- **Work order**: Beginning at the line with "Serialize everything readable", please repeat each line exactly through the end of the records below, including that first line and the last, but no pictures.
[Opening Data for this task section]
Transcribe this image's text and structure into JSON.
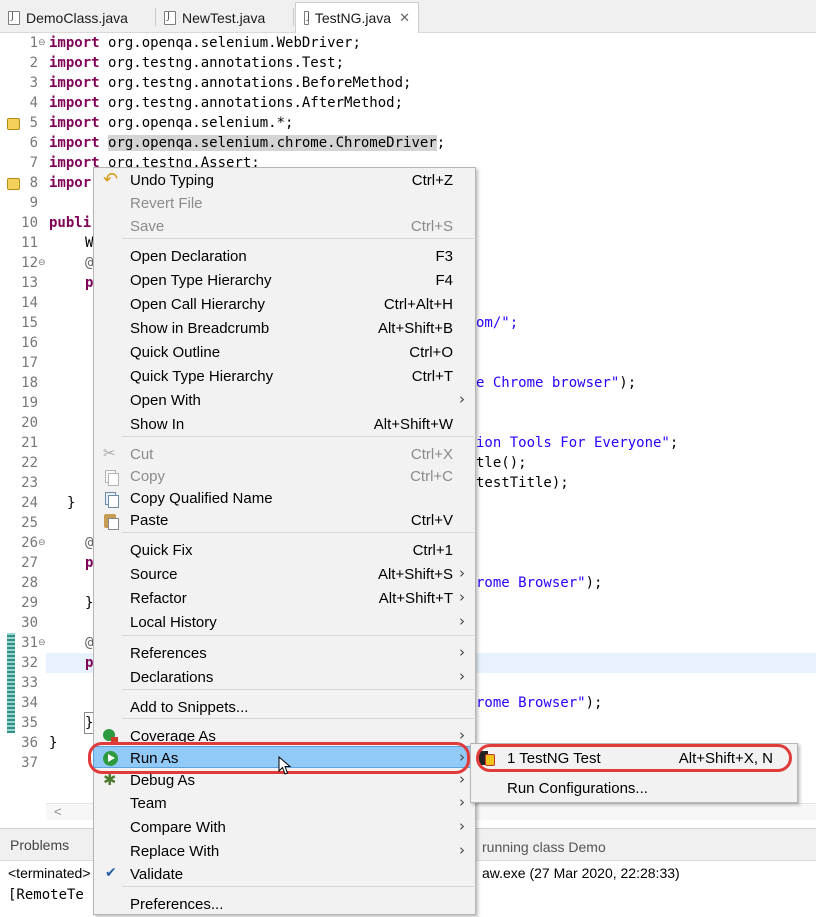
{
  "tabs": [
    {
      "label": "DemoClass.java"
    },
    {
      "label": "NewTest.java"
    },
    {
      "label": "TestNG.java",
      "close": "✕"
    }
  ],
  "code": {
    "line_numbers": [
      "1",
      "2",
      "3",
      "4",
      "5",
      "6",
      "7",
      "8",
      "9",
      "10",
      "11",
      "12",
      "13",
      "14",
      "15",
      "16",
      "17",
      "18",
      "19",
      "20",
      "21",
      "22",
      "23",
      "24",
      "25",
      "26",
      "27",
      "28",
      "29",
      "30",
      "31",
      "32",
      "33",
      "34",
      "35",
      "36",
      "37"
    ],
    "imports": [
      {
        "kw": "import",
        "rest": " org.openqa.selenium.WebDriver;"
      },
      {
        "kw": "import",
        "rest": " org.testng.annotations.Test;"
      },
      {
        "kw": "import",
        "rest": " org.testng.annotations.BeforeMethod;"
      },
      {
        "kw": "import",
        "rest": " org.testng.annotations.AfterMethod;"
      },
      {
        "kw": "import",
        "rest": " org.openqa.selenium.*;"
      },
      {
        "kw": "import",
        "pre": " ",
        "sel": "org.openqa.selenium.chrome.ChromeDriver",
        "post": ";"
      },
      {
        "kw": "import",
        "rest": " org.testng.Assert;"
      },
      {
        "kw": "impor",
        "rest": ""
      }
    ],
    "line10_kw": "publi",
    "line11": "W",
    "line12": "@",
    "line13": "p",
    "line15_tail": "om/\";",
    "line18_str": "e Chrome browser\"",
    "line18_tail": ");",
    "line21_str": "ion Tools For Everyone\"",
    "line21_tail": ";",
    "line22_tail": "tle();",
    "line23_tail": "testTitle);",
    "line24": "}",
    "line26": "@",
    "line27": "p",
    "line28_str": "rome Browser\"",
    "line28_tail": ");",
    "line29": "}",
    "line31": "@",
    "line32": "p",
    "line34_str": "rome Browser\"",
    "line34_tail": ");",
    "line35": "}",
    "line36": "}"
  },
  "menu": {
    "items": [
      {
        "label": "Undo Typing",
        "acc": "Ctrl+Z",
        "icon": "undo-icon"
      },
      {
        "label": "Revert File",
        "acc": "",
        "disabled": true
      },
      {
        "label": "Save",
        "acc": "Ctrl+S",
        "disabled": true
      },
      {
        "label": "Open Declaration",
        "acc": "F3"
      },
      {
        "label": "Open Type Hierarchy",
        "acc": "F4"
      },
      {
        "label": "Open Call Hierarchy",
        "acc": "Ctrl+Alt+H"
      },
      {
        "label": "Show in Breadcrumb",
        "acc": "Alt+Shift+B"
      },
      {
        "label": "Quick Outline",
        "acc": "Ctrl+O"
      },
      {
        "label": "Quick Type Hierarchy",
        "acc": "Ctrl+T"
      },
      {
        "label": "Open With",
        "acc": ""
      },
      {
        "label": "Show In",
        "acc": "Alt+Shift+W"
      },
      {
        "label": "Cut",
        "acc": "Ctrl+X",
        "disabled": true,
        "icon": "cut-icon"
      },
      {
        "label": "Copy",
        "acc": "Ctrl+C",
        "disabled": true,
        "icon": "copy-icon"
      },
      {
        "label": "Copy Qualified Name",
        "acc": "",
        "icon": "copy-qualified-icon"
      },
      {
        "label": "Paste",
        "acc": "Ctrl+V",
        "icon": "paste-icon"
      },
      {
        "label": "Quick Fix",
        "acc": "Ctrl+1"
      },
      {
        "label": "Source",
        "acc": "Alt+Shift+S"
      },
      {
        "label": "Refactor",
        "acc": "Alt+Shift+T"
      },
      {
        "label": "Local History",
        "acc": ""
      },
      {
        "label": "References",
        "acc": ""
      },
      {
        "label": "Declarations",
        "acc": ""
      },
      {
        "label": "Add to Snippets...",
        "acc": ""
      },
      {
        "label": "Coverage As",
        "acc": "",
        "icon": "coverage-icon"
      },
      {
        "label": "Run As",
        "acc": "",
        "icon": "run-icon"
      },
      {
        "label": "Debug As",
        "acc": "",
        "icon": "debug-icon"
      },
      {
        "label": "Team",
        "acc": ""
      },
      {
        "label": "Compare With",
        "acc": ""
      },
      {
        "label": "Replace With",
        "acc": ""
      },
      {
        "label": "Validate",
        "acc": "",
        "icon": "check-icon"
      },
      {
        "label": "Preferences...",
        "acc": ""
      }
    ],
    "submenu_arrow": "›"
  },
  "submenu": {
    "items": [
      {
        "label": "1 TestNG Test",
        "acc": "Alt+Shift+X, N"
      },
      {
        "label": "Run Configurations...",
        "acc": ""
      }
    ]
  },
  "panel": {
    "problems_tab": "Problems",
    "console_title": "running class Demo",
    "terminated": "<terminated>",
    "javaw": "aw.exe (27 Mar 2020, 22:28:33)",
    "remote": "[RemoteTe"
  },
  "colors": {
    "keyword": "#7f0055",
    "string": "#2a00ff",
    "highlight": "#91c9f7",
    "annotation_ring": "#e03a3a"
  }
}
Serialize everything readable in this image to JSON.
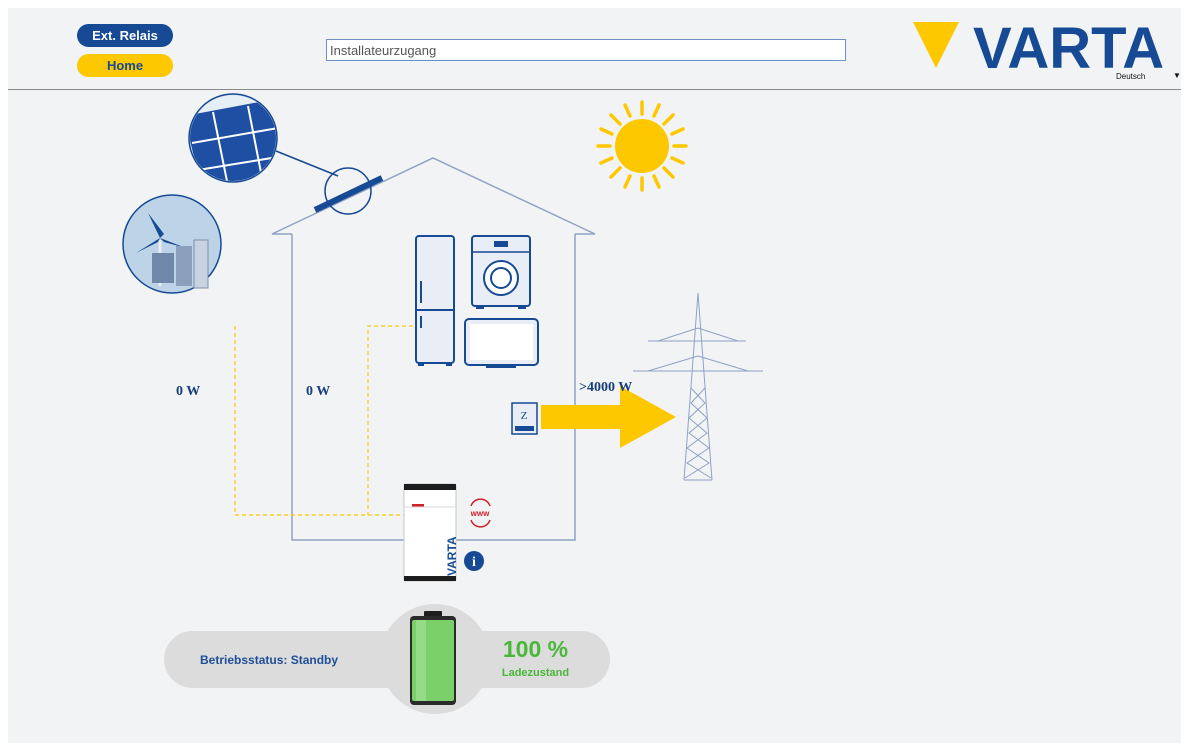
{
  "nav": {
    "ext_relais": "Ext. Relais",
    "home": "Home"
  },
  "search": {
    "value": "",
    "placeholder": "Installateurzugang"
  },
  "brand": {
    "logo_text": "VARTA",
    "primary_color": "#164a94",
    "accent_color": "#fdc800"
  },
  "language": {
    "selected": "Deutsch",
    "arrow": "▼"
  },
  "energy_flow": {
    "wind_power": "0 W",
    "pv_power": "0 W",
    "grid_power": ">4000 W"
  },
  "device": {
    "brand_label": "VARTA",
    "www_label": "www",
    "info_label": "i"
  },
  "status": {
    "operating_status": "Betriebsstatus: Standby",
    "soc_value": "100 %",
    "soc_label": "Ladezustand",
    "soc_fraction": 1.0,
    "soc_color": "#4ab63a"
  }
}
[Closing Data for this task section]
- **Written response**:
Serialize everything readable in this image to JSON.
{
  "nav": {
    "ext_relais": "Ext. Relais",
    "home": "Home"
  },
  "search": {
    "value": "",
    "placeholder": "Installateurzugang"
  },
  "brand": {
    "logo_text": "VARTA",
    "primary_color": "#164a94",
    "accent_color": "#fdc800"
  },
  "language": {
    "selected": "Deutsch",
    "arrow": "▼"
  },
  "energy_flow": {
    "wind_power": "0 W",
    "pv_power": "0 W",
    "grid_power": ">4000 W"
  },
  "device": {
    "brand_label": "VARTA",
    "www_label": "www",
    "info_label": "i"
  },
  "status": {
    "operating_status": "Betriebsstatus: Standby",
    "soc_value": "100 %",
    "soc_label": "Ladezustand",
    "soc_fraction": 1.0,
    "soc_color": "#4ab63a"
  }
}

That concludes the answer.